Trigger Points & Thai Massage
There are approximately 650 skeletal muscles in the human body. They form about 40% of our body weight and 85% of human pain complaints. The commonest muscles affected are those in the neck, shoulder girdle, lower back and hip girdle.
A trigger point can shorten and weaken the muscle. A trigger point usually lies within a taut band of muscle, which prevents the muscle from achieving full length. A therapist with well developed tactile skills can identity the taut band and by following the fibers of muscle track down to the Trigger Point. A TrP prevents the muscle from achieving full length and is often the reason for pain in the joints where the tendon attachment bears the stress. Key in relieving this pain is the release of the TrPs to achieve full elongation. TrPs can refer pain far away from the site of the point itself (compare the picture of TrPs of the Infraspinatus with the referred pain pattern caused by them below).
TrPs can also cause resistance during contraction this is due to TrPs getting compressed during muscle contraction activating the pain receptors at the point.
The main reasons for Trigger Points are
- Rapid and extreme muscular pulls causing muscle to spasm protectively (like in whiplash)
- Prolonged co
- Prolonged contraction (posture, emotion, injury)
- Compression resulting in loss of blood/ nerve supply to the muscle group.
- General overuse
- They can also result from physiological imbalances in lifestyle, diet.
TrP’s are not visible with traditional medical testing such as MRI or X-ray.
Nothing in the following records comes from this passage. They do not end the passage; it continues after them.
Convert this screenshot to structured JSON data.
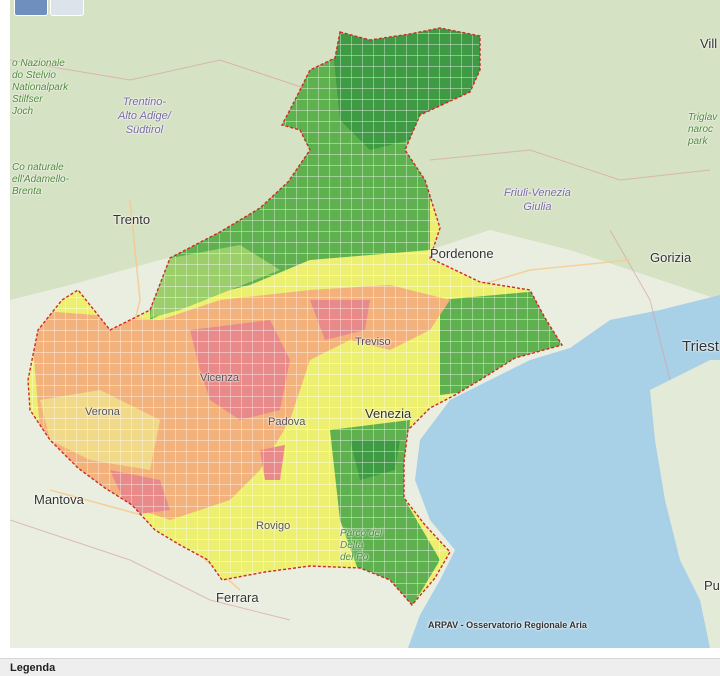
{
  "map": {
    "attribution": "ARPAV - Osservatorio Regionale Aria",
    "places": {
      "stelvio": "o Nazionale\ndo Stelvio\nNationalpark\nStilfser\nJoch",
      "trentino": "Trentino-\nAlto Adige/\nSüdtirol",
      "adamello": "Co naturale\nell'Adamello-\nBrenta",
      "trento": "Trento",
      "friuli": "Friuli-Venezia\nGiulia",
      "pordenone": "Pordenone",
      "gorizia": "Gorizia",
      "trieste": "Triest",
      "triglav": "Triglav\nnaroc\npark",
      "villach": "Vill",
      "treviso": "Treviso",
      "vicenza": "Vicenza",
      "verona": "Verona",
      "padova": "Padova",
      "venezia": "Venezia",
      "mantova": "Mantova",
      "rovigo": "Rovigo",
      "ferrara": "Ferrara",
      "delta": "Parco del\nDelta\ndel Po",
      "pula": "Pu"
    },
    "colors": {
      "sea": "#a8d0e6",
      "land": "#eaeee0",
      "mountain": "#d6e2c4",
      "green_dark": "#3f9a44",
      "green": "#5fb14f",
      "green_light": "#9cce6c",
      "yellow": "#eef06a",
      "orange": "#f3b27c",
      "red": "#e88a8a",
      "border": "#cc2a2a"
    }
  },
  "legend": {
    "title": "Legenda"
  }
}
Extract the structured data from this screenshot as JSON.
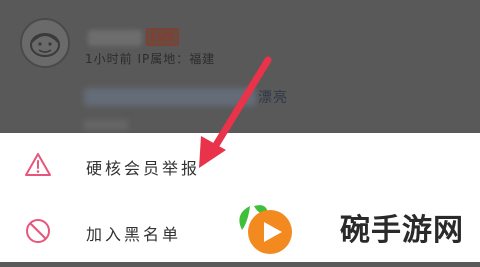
{
  "background": {
    "level_badge": "LV5",
    "meta_line": "1小时前 IP属地：福建",
    "comment_tail": "漂亮"
  },
  "sheet": {
    "items": [
      {
        "label": "硬核会员举报",
        "icon": "warning-triangle-icon"
      },
      {
        "label": "加入黑名单",
        "icon": "block-icon"
      }
    ]
  },
  "watermark": {
    "text": "碗手游网"
  },
  "colors": {
    "accent_red": "#e8334a",
    "icon_pink": "#e8567a",
    "watermark_orange": "#f28a1f",
    "watermark_green": "#3fbf3a"
  }
}
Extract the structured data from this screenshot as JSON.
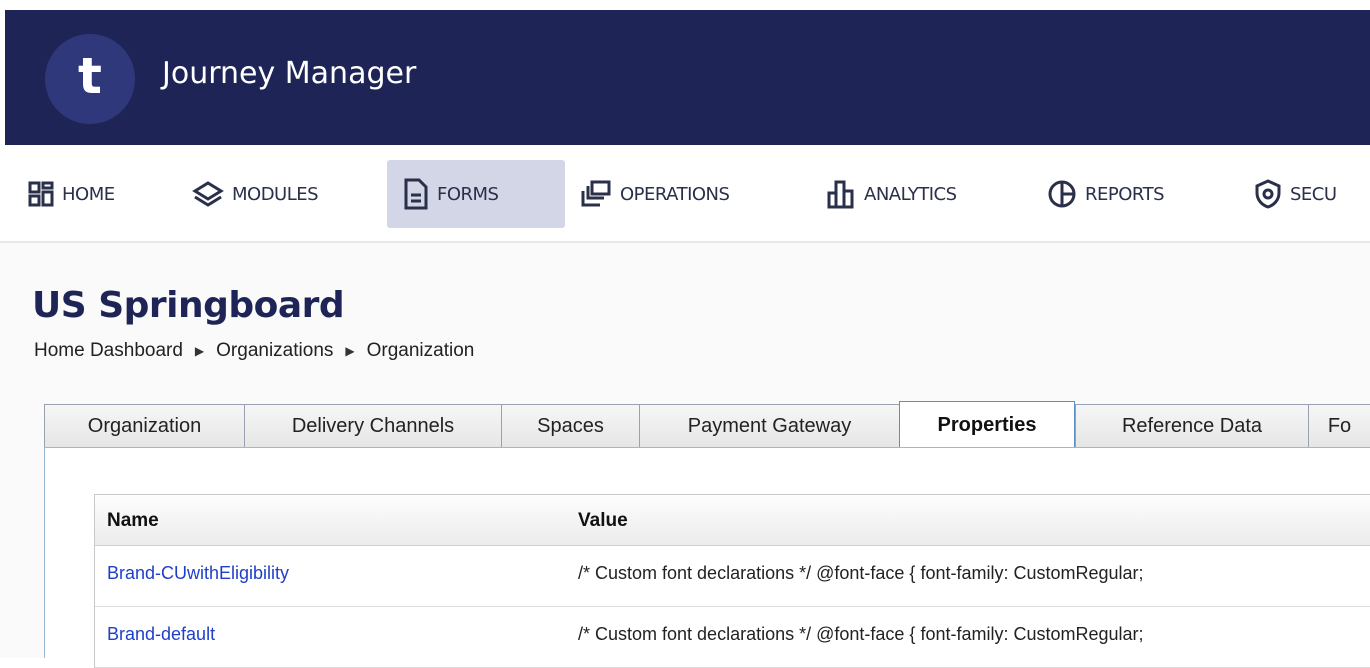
{
  "app": {
    "logo_letter": "t",
    "title": "Journey Manager"
  },
  "nav": [
    {
      "label": "HOME",
      "icon": "grid-icon"
    },
    {
      "label": "MODULES",
      "icon": "layers-icon"
    },
    {
      "label": "FORMS",
      "icon": "document-icon",
      "active": true
    },
    {
      "label": "OPERATIONS",
      "icon": "windows-icon"
    },
    {
      "label": "ANALYTICS",
      "icon": "bar-chart-icon"
    },
    {
      "label": "REPORTS",
      "icon": "pie-chart-icon"
    },
    {
      "label": "SECU",
      "icon": "shield-icon"
    }
  ],
  "page": {
    "title": "US Springboard",
    "breadcrumb": [
      "Home Dashboard",
      "Organizations",
      "Organization"
    ]
  },
  "tabs": [
    {
      "label": "Organization"
    },
    {
      "label": "Delivery Channels"
    },
    {
      "label": "Spaces"
    },
    {
      "label": "Payment Gateway"
    },
    {
      "label": "Properties",
      "active": true
    },
    {
      "label": "Reference Data"
    },
    {
      "label": "Fo"
    }
  ],
  "table": {
    "headers": {
      "name": "Name",
      "value": "Value"
    },
    "rows": [
      {
        "name": "Brand-CUwithEligibility",
        "value": "/* Custom font declarations */ @font-face { font-family: CustomRegular;"
      },
      {
        "name": "Brand-default",
        "value": "/* Custom font declarations */ @font-face { font-family: CustomRegular;"
      }
    ]
  },
  "colors": {
    "header_bg": "#1e2556",
    "logo_bg": "#30387c",
    "active_nav_bg": "#d3d6e6",
    "link": "#1f3fc9"
  }
}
However, research has shown that around Trigger Points there is a concentration of Lactic Acid and several other molecules that are typical of an inflammatory response.
From an energetic viewpoint, meditators who could direct better focus and awareness to the point and “breathe into it” perhaps causing dilation of the capillaries at the point could “detoxify” such points.
Similarly, a Thai Massage Therapist’s aims to bring the client’s awareness and consequent enhanced blood supply back into the TrP. Once some of the tenderness is relieved and some softness achieved at the point, you can proceed with some careful stretching to the muscle to enhance blood flow even more.
Techniques to handle Trigger Points are dealt with in our Thai Massage Course Anatomy of Thai Massage.